Pathways of selective catalytic CO2 two-step reduction on di-iron, di-cobalt and iron-cobalt disulfide carbonyls – an electronic structure study†

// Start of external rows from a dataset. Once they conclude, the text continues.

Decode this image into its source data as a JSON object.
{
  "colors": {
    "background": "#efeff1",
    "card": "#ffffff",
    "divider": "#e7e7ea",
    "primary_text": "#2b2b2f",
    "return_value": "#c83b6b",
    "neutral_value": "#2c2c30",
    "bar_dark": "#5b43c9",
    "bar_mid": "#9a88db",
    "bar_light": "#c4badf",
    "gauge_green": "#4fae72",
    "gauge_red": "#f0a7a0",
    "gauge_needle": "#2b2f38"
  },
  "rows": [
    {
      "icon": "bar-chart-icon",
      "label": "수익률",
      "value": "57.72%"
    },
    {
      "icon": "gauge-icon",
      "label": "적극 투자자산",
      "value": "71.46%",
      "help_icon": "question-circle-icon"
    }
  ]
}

The hexacarbonyl clusters of bimetal disulfides [2Fe-2S], [Fe, Co-2S] and [2Co-2S] with cyclic or rhombic cores of sulphur-bridged metal cations in the divalent state provide an energetically favourable path for the two-step reduction of CO2, as determined by density functional theory calculations. The elementary steps of the reduction to formic acid, HCOOH, or CO + H2O are traced by transition state theory. The umbrella-shaped three-carbonyl ligands at each cation induce a high electron density in the [2M-2S] core and they also impose stereo-selectivity by limiting the mobility of adsorbed reactants and intermediates. The hexacarbonyl complexes have high proton affinities, 700–850 kJ mol−1. Inclusion of cobalt ensures high proton–electron affinities (H+, e−) of 250–300 kJ mol−1 and cobalt is able to directly coordinate and activate hydrogen. In the [CoFeS2(H+, e−)](CO)6 complexes charge separation is observed, the proton being attached to sulphur, whereas the electron is delocalised at the metal cation centres. The parent hexacarbonyl complexes and their reduced forms after accepting the proton–electron couple have intense excitation lines in the visible spectrum. While the preferred position for H-binding is at a sulphur atom, visible light excitations can promote the sulphur-bonded proton to cobalt-bonded active hydrogen. The inclusion of cobalt thus provides a selective, low-energy path of two proton–electron reduction to formic acid. Cobalt centres transfer the activated hydrogen to the carbon dioxide molecule so as to form a HCO2˙ intermediate and this is the rate-determining step. The di-iron disulfide [2Fe-2S] complexes act in a different way: hydrogen is either fixed at a sulphur centre or shared by the two iron cations and it is transferred preferably to the oxygen end of a CO2 molecule to form a COOH˙ intermediate. The path to formic acid is predetermined by cobalt-bonded hydrogen transfer to the carbon centre of CO2 in the first reduction step. Catalyst decay paths are considered and high stability of the cobalt-containing complexes is revealed.